__About this exercise__.
Present the data once more in exactly its original form.

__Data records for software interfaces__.
■ ■ ■

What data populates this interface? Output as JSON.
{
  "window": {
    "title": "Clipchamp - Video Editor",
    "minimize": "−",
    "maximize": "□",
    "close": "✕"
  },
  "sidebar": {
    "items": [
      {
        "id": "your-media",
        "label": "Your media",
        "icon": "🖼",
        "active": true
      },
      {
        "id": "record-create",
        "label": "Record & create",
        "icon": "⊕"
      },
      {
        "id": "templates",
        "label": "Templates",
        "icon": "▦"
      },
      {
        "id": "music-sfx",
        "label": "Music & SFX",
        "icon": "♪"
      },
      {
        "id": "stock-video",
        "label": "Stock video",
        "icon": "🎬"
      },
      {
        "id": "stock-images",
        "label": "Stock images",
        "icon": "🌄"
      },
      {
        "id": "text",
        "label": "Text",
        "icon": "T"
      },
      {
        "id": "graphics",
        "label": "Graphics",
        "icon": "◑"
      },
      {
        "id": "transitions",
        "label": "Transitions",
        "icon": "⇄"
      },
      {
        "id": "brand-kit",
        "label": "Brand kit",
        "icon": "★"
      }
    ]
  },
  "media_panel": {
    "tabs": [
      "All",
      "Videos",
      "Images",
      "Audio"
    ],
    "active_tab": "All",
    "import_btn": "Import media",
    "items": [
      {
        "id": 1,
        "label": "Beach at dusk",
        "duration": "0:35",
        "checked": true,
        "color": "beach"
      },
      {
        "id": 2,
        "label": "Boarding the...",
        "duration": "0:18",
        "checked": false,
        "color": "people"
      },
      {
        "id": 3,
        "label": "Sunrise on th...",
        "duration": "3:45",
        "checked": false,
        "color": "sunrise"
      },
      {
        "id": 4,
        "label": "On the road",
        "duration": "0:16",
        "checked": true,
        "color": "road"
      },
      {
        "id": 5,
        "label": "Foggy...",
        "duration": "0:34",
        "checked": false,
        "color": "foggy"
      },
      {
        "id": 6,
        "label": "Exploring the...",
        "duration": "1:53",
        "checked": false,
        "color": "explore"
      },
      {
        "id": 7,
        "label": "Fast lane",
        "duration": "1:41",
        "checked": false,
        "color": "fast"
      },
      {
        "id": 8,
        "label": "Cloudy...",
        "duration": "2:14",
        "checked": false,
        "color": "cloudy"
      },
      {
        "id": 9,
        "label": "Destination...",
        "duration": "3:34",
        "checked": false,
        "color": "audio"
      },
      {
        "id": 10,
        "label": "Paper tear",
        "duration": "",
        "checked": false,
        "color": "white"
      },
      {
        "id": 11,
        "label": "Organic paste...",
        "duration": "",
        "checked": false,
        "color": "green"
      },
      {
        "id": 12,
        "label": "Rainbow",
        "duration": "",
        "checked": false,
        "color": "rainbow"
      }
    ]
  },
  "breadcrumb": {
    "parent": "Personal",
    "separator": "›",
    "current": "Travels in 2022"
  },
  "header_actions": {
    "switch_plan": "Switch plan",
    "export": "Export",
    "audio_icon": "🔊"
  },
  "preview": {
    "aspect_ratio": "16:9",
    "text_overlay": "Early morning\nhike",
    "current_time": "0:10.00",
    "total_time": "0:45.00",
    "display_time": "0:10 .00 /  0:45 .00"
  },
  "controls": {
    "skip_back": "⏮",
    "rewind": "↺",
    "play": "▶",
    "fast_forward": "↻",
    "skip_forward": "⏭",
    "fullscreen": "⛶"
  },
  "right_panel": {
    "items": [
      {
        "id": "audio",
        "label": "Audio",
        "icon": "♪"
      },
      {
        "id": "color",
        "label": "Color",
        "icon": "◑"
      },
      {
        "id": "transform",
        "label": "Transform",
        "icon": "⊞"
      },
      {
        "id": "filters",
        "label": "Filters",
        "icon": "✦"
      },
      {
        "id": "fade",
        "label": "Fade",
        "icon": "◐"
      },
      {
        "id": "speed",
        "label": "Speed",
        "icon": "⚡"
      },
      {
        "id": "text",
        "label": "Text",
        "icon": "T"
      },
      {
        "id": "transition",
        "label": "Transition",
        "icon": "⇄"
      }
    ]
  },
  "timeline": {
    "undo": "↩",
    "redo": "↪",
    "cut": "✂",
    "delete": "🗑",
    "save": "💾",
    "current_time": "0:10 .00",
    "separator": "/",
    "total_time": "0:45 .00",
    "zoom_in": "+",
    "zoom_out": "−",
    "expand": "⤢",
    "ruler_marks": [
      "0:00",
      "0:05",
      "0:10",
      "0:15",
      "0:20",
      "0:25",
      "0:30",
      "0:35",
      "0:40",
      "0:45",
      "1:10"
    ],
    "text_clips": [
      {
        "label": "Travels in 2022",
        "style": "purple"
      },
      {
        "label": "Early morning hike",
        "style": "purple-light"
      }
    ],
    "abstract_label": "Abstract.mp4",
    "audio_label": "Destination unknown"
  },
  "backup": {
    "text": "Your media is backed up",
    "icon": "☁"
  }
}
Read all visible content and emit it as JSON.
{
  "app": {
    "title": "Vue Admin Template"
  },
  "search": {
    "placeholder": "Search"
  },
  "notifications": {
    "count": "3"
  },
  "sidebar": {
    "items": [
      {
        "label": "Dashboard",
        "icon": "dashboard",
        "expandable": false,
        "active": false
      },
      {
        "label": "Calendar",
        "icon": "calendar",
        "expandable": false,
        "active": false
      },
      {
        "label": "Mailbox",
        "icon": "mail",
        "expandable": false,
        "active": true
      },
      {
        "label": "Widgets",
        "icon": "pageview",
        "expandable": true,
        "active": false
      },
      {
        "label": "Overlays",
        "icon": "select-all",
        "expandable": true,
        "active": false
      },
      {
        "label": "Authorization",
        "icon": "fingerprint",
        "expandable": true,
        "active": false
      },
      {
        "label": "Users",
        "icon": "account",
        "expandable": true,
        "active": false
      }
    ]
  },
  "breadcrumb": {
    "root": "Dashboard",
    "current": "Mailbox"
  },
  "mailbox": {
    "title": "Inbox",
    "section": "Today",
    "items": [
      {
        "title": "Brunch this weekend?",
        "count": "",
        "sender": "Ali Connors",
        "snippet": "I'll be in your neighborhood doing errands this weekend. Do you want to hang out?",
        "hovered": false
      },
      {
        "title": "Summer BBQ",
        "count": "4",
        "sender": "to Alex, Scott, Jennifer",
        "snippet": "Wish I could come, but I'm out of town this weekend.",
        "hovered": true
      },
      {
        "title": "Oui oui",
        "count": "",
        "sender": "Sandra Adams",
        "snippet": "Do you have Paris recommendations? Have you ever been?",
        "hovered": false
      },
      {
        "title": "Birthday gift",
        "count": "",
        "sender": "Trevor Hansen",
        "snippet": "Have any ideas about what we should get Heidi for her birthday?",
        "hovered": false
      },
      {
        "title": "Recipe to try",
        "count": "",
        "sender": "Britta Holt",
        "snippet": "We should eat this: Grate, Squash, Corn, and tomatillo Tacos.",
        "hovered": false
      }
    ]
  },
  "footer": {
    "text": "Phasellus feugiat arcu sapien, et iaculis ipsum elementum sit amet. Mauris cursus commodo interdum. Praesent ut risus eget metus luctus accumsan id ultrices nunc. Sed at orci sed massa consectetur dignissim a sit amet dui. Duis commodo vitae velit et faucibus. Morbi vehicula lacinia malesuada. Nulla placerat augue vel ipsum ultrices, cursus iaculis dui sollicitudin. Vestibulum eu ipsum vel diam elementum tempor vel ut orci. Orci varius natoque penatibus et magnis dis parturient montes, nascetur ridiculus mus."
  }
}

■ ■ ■

__Answer section__.
What data populates this interface? Output as JSON.
{
  "window": {
    "title": "Clipchamp - Video Editor",
    "minimize": "−",
    "maximize": "□",
    "close": "✕"
  },
  "sidebar": {
    "items": [
      {
        "id": "your-media",
        "label": "Your media",
        "icon": "🖼",
        "active": true
      },
      {
        "id": "record-create",
        "label": "Record & create",
        "icon": "⊕"
      },
      {
        "id": "templates",
        "label": "Templates",
        "icon": "▦"
      },
      {
        "id": "music-sfx",
        "label": "Music & SFX",
        "icon": "♪"
      },
      {
        "id": "stock-video",
        "label": "Stock video",
        "icon": "🎬"
      },
      {
        "id": "stock-images",
        "label": "Stock images",
        "icon": "🌄"
      },
      {
        "id": "text",
        "label": "Text",
        "icon": "T"
      },
      {
        "id": "graphics",
        "label": "Graphics",
        "icon": "◑"
      },
      {
        "id": "transitions",
        "label": "Transitions",
        "icon": "⇄"
      },
      {
        "id": "brand-kit",
        "label": "Brand kit",
        "icon": "★"
      }
    ]
  },
  "media_panel": {
    "tabs": [
      "All",
      "Videos",
      "Images",
      "Audio"
    ],
    "active_tab": "All",
    "import_btn": "Import media",
    "items": [
      {
        "id": 1,
        "label": "Beach at dusk",
        "duration": "0:35",
        "checked": true,
        "color": "beach"
      },
      {
        "id": 2,
        "label": "Boarding the...",
        "duration": "0:18",
        "checked": false,
        "color": "people"
      },
      {
        "id": 3,
        "label": "Sunrise on th...",
        "duration": "3:45",
        "checked": false,
        "color": "sunrise"
      },
      {
        "id": 4,
        "label": "On the road",
        "duration": "0:16",
        "checked": true,
        "color": "road"
      },
      {
        "id": 5,
        "label": "Foggy...",
        "duration": "0:34",
        "checked": false,
        "color": "foggy"
      },
      {
        "id": 6,
        "label": "Exploring the...",
        "duration": "1:53",
        "checked": false,
        "color": "explore"
      },
      {
        "id": 7,
        "label": "Fast lane",
        "duration": "1:41",
        "checked": false,
        "color": "fast"
      },
      {
        "id": 8,
        "label": "Cloudy...",
        "duration": "2:14",
        "checked": false,
        "color": "cloudy"
      },
      {
        "id": 9,
        "label": "Destination...",
        "duration": "3:34",
        "checked": false,
        "color": "audio"
      },
      {
        "id": 10,
        "label": "Paper tear",
        "duration": "",
        "checked": false,
        "color": "white"
      },
      {
        "id": 11,
        "label": "Organic paste...",
        "duration": "",
        "checked": false,
        "color": "green"
      },
      {
        "id": 12,
        "label": "Rainbow",
        "duration": "",
        "checked": false,
        "color": "rainbow"
      }
    ]
  },
  "breadcrumb": {
    "parent": "Personal",
    "separator": "›",
    "current": "Travels in 2022"
  },
  "header_actions": {
    "switch_plan": "Switch plan",
    "export": "Export",
    "audio_icon": "🔊"
  },
  "preview": {
    "aspect_ratio": "16:9",
    "text_overlay": "Early morning\nhike",
    "current_time": "0:10.00",
    "total_time": "0:45.00",
    "display_time": "0:10 .00 /  0:45 .00"
  },
  "controls": {
    "skip_back": "⏮",
    "rewind": "↺",
    "play": "▶",
    "fast_forward": "↻",
    "skip_forward": "⏭",
    "fullscreen": "⛶"
  },
  "right_panel": {
    "items": [
      {
        "id": "audio",
        "label": "Audio",
        "icon": "♪"
      },
      {
        "id": "color",
        "label": "Color",
        "icon": "◑"
      },
      {
        "id": "transform",
        "label": "Transform",
        "icon": "⊞"
      },
      {
        "id": "filters",
        "label": "Filters",
        "icon": "✦"
      },
      {
        "id": "fade",
        "label": "Fade",
        "icon": "◐"
      },
      {
        "id": "speed",
        "label": "Speed",
        "icon": "⚡"
      },
      {
        "id": "text",
        "label": "Text",
        "icon": "T"
      },
      {
        "id": "transition",
        "label": "Transition",
        "icon": "⇄"
      }
    ]
  },
  "timeline": {
    "undo": "↩",
    "redo": "↪",
    "cut": "✂",
    "delete": "🗑",
    "save": "💾",
    "current_time": "0:10 .00",
    "separator": "/",
    "total_time": "0:45 .00",
    "zoom_in": "+",
    "zoom_out": "−",
    "expand": "⤢",
    "ruler_marks": [
      "0:00",
      "0:05",
      "0:10",
      "0:15",
      "0:20",
      "0:25",
      "0:30",
      "0:35",
      "0:40",
      "0:45",
      "1:10"
    ],
    "text_clips": [
      {
        "label": "Travels in 2022",
        "style": "purple"
      },
      {
        "label": "Early morning hike",
        "style": "purple-light"
      }
    ],
    "abstract_label": "Abstract.mp4",
    "audio_label": "Destination unknown"
  },
  "backup": {
    "text": "Your media is backed up",
    "icon": "☁"
  }
}
Read all visible content and emit it as JSON.
{
  "app": {
    "title": "Vue Admin Template"
  },
  "search": {
    "placeholder": "Search"
  },
  "notifications": {
    "count": "3"
  },
  "sidebar": {
    "items": [
      {
        "label": "Dashboard",
        "icon": "dashboard",
        "expandable": false,
        "active": false
      },
      {
        "label": "Calendar",
        "icon": "calendar",
        "expandable": false,
        "active": false
      },
      {
        "label": "Mailbox",
        "icon": "mail",
        "expandable": false,
        "active": true
      },
      {
        "label": "Widgets",
        "icon": "pageview",
        "expandable": true,
        "active": false
      },
      {
        "label": "Overlays",
        "icon": "select-all",
        "expandable": true,
        "active": false
      },
      {
        "label": "Authorization",
        "icon": "fingerprint",
        "expandable": true,
        "active": false
      },
      {
        "label": "Users",
        "icon": "account",
        "expandable": true,
        "active": false
      }
    ]
  },
  "breadcrumb": {
    "root": "Dashboard",
    "current": "Mailbox"
  },
  "mailbox": {
    "title": "Inbox",
    "section": "Today",
    "items": [
      {
        "title": "Brunch this weekend?",
        "count": "",
        "sender": "Ali Connors",
        "snippet": "I'll be in your neighborhood doing errands this weekend. Do you want to hang out?",
        "hovered": false
      },
      {
        "title": "Summer BBQ",
        "count": "4",
        "sender": "to Alex, Scott, Jennifer",
        "snippet": "Wish I could come, but I'm out of town this weekend.",
        "hovered": true
      },
      {
        "title": "Oui oui",
        "count": "",
        "sender": "Sandra Adams",
        "snippet": "Do you have Paris recommendations? Have you ever been?",
        "hovered": false
      },
      {
        "title": "Birthday gift",
        "count": "",
        "sender": "Trevor Hansen",
        "snippet": "Have any ideas about what we should get Heidi for her birthday?",
        "hovered": false
      },
      {
        "title": "Recipe to try",
        "count": "",
        "sender": "Britta Holt",
        "snippet": "We should eat this: Grate, Squash, Corn, and tomatillo Tacos.",
        "hovered": false
      }
    ]
  },
  "footer": {
    "text": "Phasellus feugiat arcu sapien, et iaculis ipsum elementum sit amet. Mauris cursus commodo interdum. Praesent ut risus eget metus luctus accumsan id ultrices nunc. Sed at orci sed massa consectetur dignissim a sit amet dui. Duis commodo vitae velit et faucibus. Morbi vehicula lacinia malesuada. Nulla placerat augue vel ipsum ultrices, cursus iaculis dui sollicitudin. Vestibulum eu ipsum vel diam elementum tempor vel ut orci. Orci varius natoque penatibus et magnis dis parturient montes, nascetur ridiculus mus."
  }
}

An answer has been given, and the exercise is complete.